JP’s over a quarter of a century’s experience and expertise can help both the new and experienced teacher learn how effective use of formative assessments lead to excellence!
Learn how to:
- Involve students in establishing their self- assessments and success criteria
- Provide high quality of feedback to students that comes from a variety of sources including other students
- Use your Learning Targets help to formulate the formative assessments
- Write Teacher’s Learning Targets that are clearly defined and taught. They are measurable, specific, student friendly and connected to the learning standards
- Increase the use of rubrics and checklists for students to use to evaluate their progress
Learn how to:
- Provide feedback that is: timely, instructional, descriptive, meaningful, and should increase a student’s academic achievement.
- Make effective instructional adjustments during the lesson based on individual student responses
- Teacher provides Think Alouds and modeling to guide students toward being able to be self-evaluative
- CFU (Checking for Understanding) drives the next instructional steps
- TAPPLE is used as a questioning strategy
- Feedback includes verification, elaboration, or explanation based on student responses
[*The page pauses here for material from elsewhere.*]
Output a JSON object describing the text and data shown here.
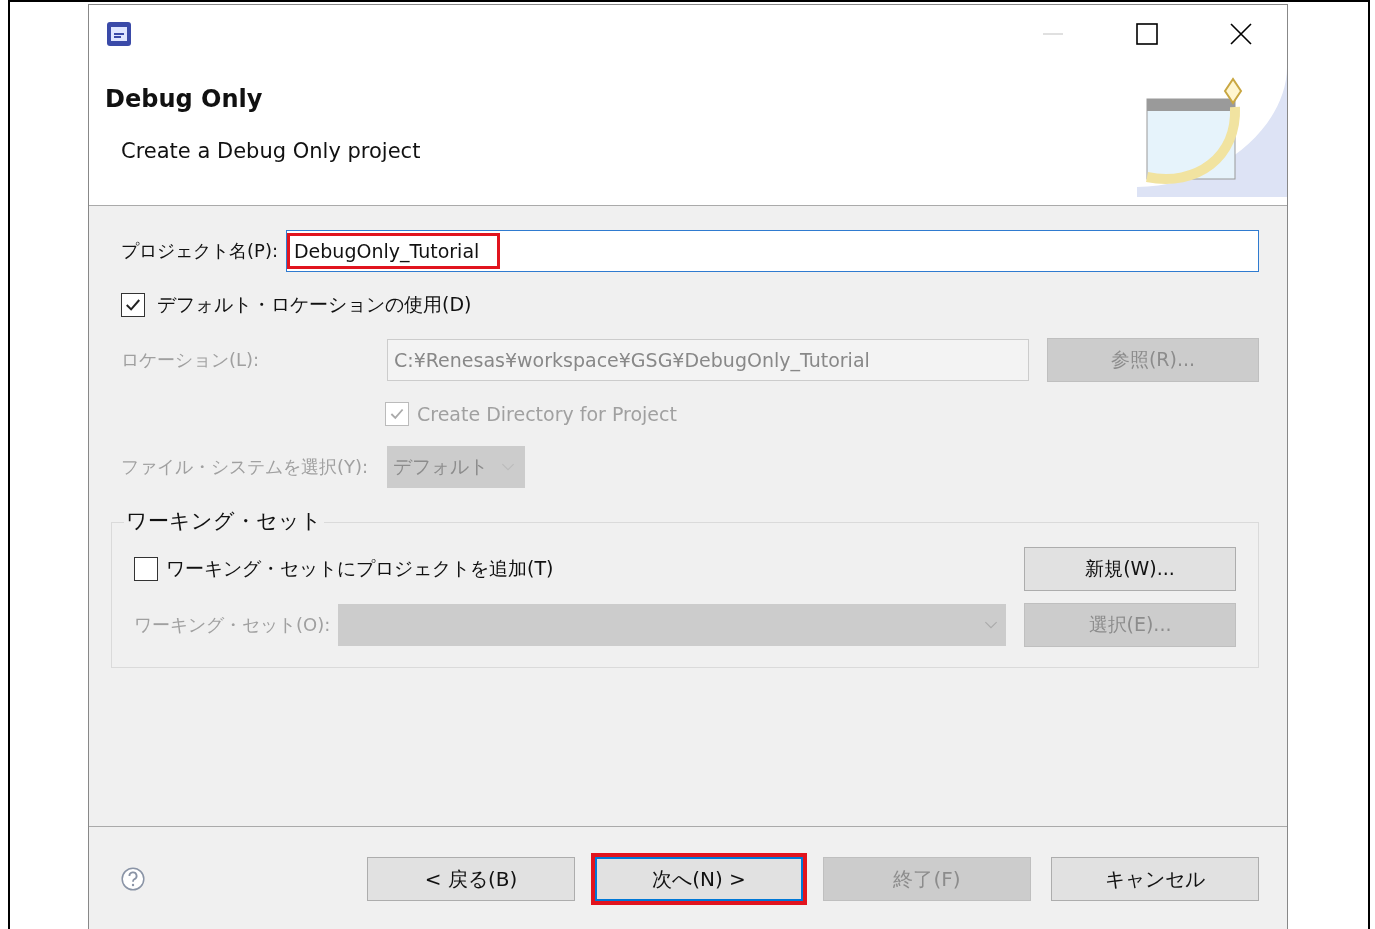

- Teacher provides meaningful repetition on any student responses that are not first time correct
- Teacher’s use of explicit instructional techniques increases: group responses, corrective, immediate feedback, pause and punch, think time
- Robust, text dependent questions are used for CFU
- Teacher recognizes when there is a pattern of errors made by more than one student and stops to reteach.
- For struggling students, teachers guide students towards mastery by focusing on few points and teaching one small step at a time
- Teacher’s feedback for successful students should be descriptive naming strengths and suggesting next steps beyond the required work
- Teacher comments on at least as many strengths and weaknesses
- Teachers explicitly teach methods to students on how to self-evaluate
- Teachers increase opportunities for students to self or peer assess assignments.
- Teachers increase involvement in students co-creating their self-assessments
- Teacher’s questions promote student learning and elicit evidence of errors or misconceptions that need to be corrected or retaught
- Teacher structures enough time for students to use and apply their new learning/feedback.
- Technology that provides feedback is incorporated in lessons
- Increase use of Gradual Release of Responsibility- model, leading, testing, retesting
- Teachers see mistakes as learning opportunities and a legitimate part of the learning process
- Standards are translated into student friendly language
- Students are taught how to use rubrics/checklists to monitor their own work and the work of their peers during the learning process
- Teacher’s rubrics should contain: clearly stated Learning Targets, Success Criteria and descriptive levels or graduations of the quality of the desired work.
- Use of Graphic and Semantic Organizers to self-assess is increased
- Teacher uses Anchor Charts with self-assessment steps to provide a visual clue for those naïve students
- Feedback always starts with something positive both on the part of teacher and student
- Teachers increase their use of models of good quality work and poor quality work to help students self and peer assess
- Groups and assignments are differentiated according to the assessments